Some people wanted to know if they can use a flex duct for return air as they concern about the airflow issues. Hence, I did some research.
Flex duct is widely used for return air in commercial air conditioning systems. Flex duct is able to withstand a certain negative pressure of return air. When installed properly, a flex duct is a reliable and convenient ductwork solution.
Flex duct often gets a bad rep because of airflow issues. However, most of the problem comes from wrong flex duct size and improper installation. Following the expert’s recommendation and you’re good to go.
How to Use Flex Duct Properly for Return Air?
Most of the problem with flex duct is due to improper selection and installation. Following are the recommendation from the expert:
Flex duct length shall not exceed 2.5 meters
Industry experts and skilled workers generally practice not extending the flex duct to more than 2.5 meters. The long flex duct is prone to sagging which reduces the airflow.
The inside of the flex duct is wrinkly. Thus, it is very easy to collect dust and slow down the airflow. The longer the flex duct, the greater is the airflow resistance. Therefore, avoid exceeding the recommended length unless you are confident that you can make the flex duct not sagging.
Support for flex duct shall have a width not less than 25 mm
A common mistake in flex duct installation is the support. SMACNA recommended that the support for the flex duct shall be a flat saddle with the width of the saddle not less than 25 mm.
A wide saddle spreads out the pressure point to avoid squeezing the flex duct and reduces airflow. In addition, the flat saddle shall cover one-half of the outside of the flex duct and fit neatly around the lower half of the flex duct.
Some people use only one wire instead of two which I think is fine as long as the wire is strong enough to hold the weight of the flex duct and the flex duct is not squeezed.
Support interval for flex duct shall be within 1.5 meters
SMACNA recommended that the distance between two supports shall not be more than 1.5 meters. Industry practice support interval at 1.2 meters.
SMACNA also allows a maximum sag of 41.7 mm per meter of support spacing. However, I suggest not allowing any visible sags to reduce the rate of dust collection and thus, reduces airflow over time.
Flex duct must be sized as per the required airflow
Selecting the correct flex duct size is crucial for return air.

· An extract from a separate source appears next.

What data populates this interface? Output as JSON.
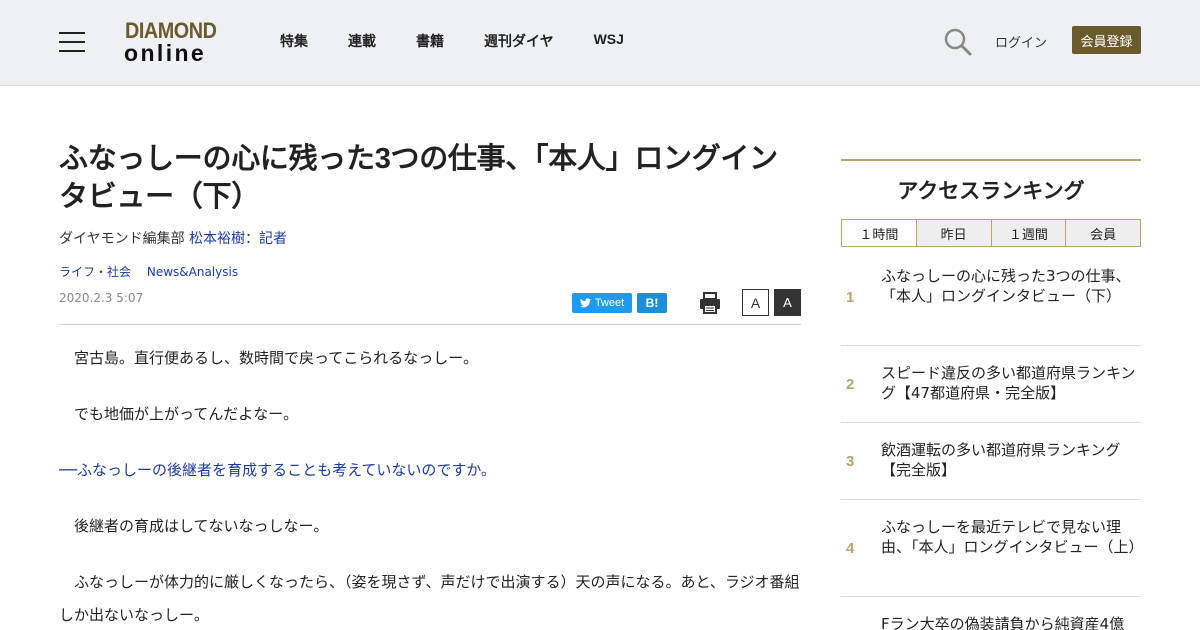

The pressure drop of the flex duct must be within the acceptable limit of your air conditioning system. Thus, do not undersize the flex duct.

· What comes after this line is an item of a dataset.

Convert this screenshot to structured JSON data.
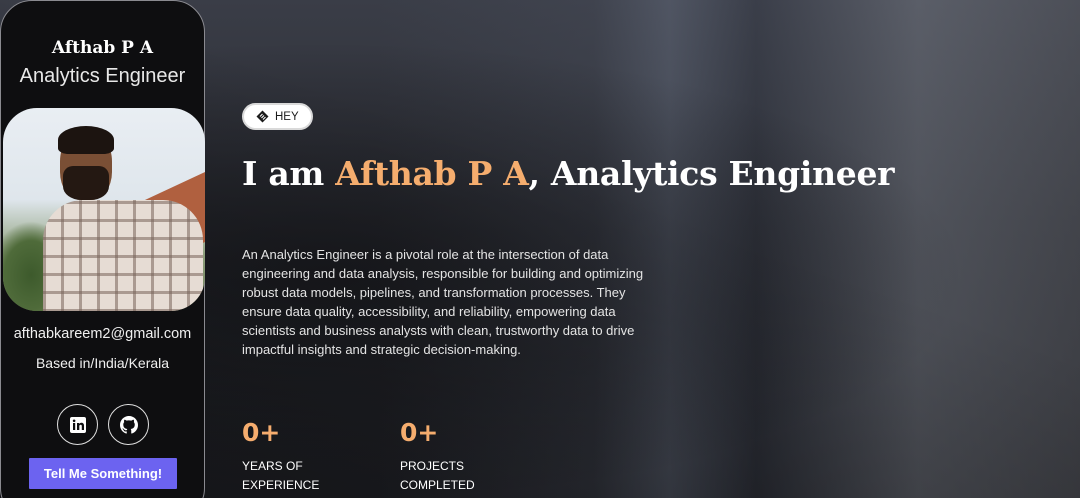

Sizing a flex duct is actually very easy. I’ve done it on my own using McQuay duct sizer. Below the tutorial video is a great step-by-step guide on how to use the duct sizer. Download McQuay duct sizer.
Collar to which the flex duct is attached shall be at least 50 mm in length
Return air grille shall have a plenum box with a collar for flex duct to attach. The collar shall have at least 50 mm of length for the attachment of the flex duct. The attachment is by means of duct glue and aluminum tape.
This guideline from SMACNA is to ensure the collar and the flex duct are attached firmly. Flex duct experiences vibration during operation, especially with strong airflow. Thus, the attachment must be able to hold up strongly for years to come.
Accessories such as metal clamp can be used to attach flexible duct to the collar. However, it is not suitable for insulated flex duct and air conditioning return air uses insulated flex duct.
Things to Watch Out When Installing Flex Duct for Return Air
Although flex duct is convenient, fiberglass insulation is harmful to the human respiratory system. Wear mask and gloves when handling fiberglass. Allergy reactions may occur if you touch the fiberglass and a sore throat may happen if you inhaled it.
When installing a flex duct, try not to place it next to sharp edges such as ceiling support brackets to prevent the flex duct from tearing off when in contact with sharp edges. If the insulated flex duct is torn, fiberglass is exposed.
Tips for a Good Return Air
A good air conditioning system shall have the return air place on one side of the room while the supply air is on the other side of the room. This allows the supply of air to circulate every corner of the room.
If you have an air conditioner that is supplying air to multiple rooms, the return air must also take back air from each room to ensure there is air circulation in each room. In addition, the absents of return air in each room can lead to an imbalance in room temperature.
This article was originally published on aircondlounge.com. Actions will be taken for unauthorised republication of this article.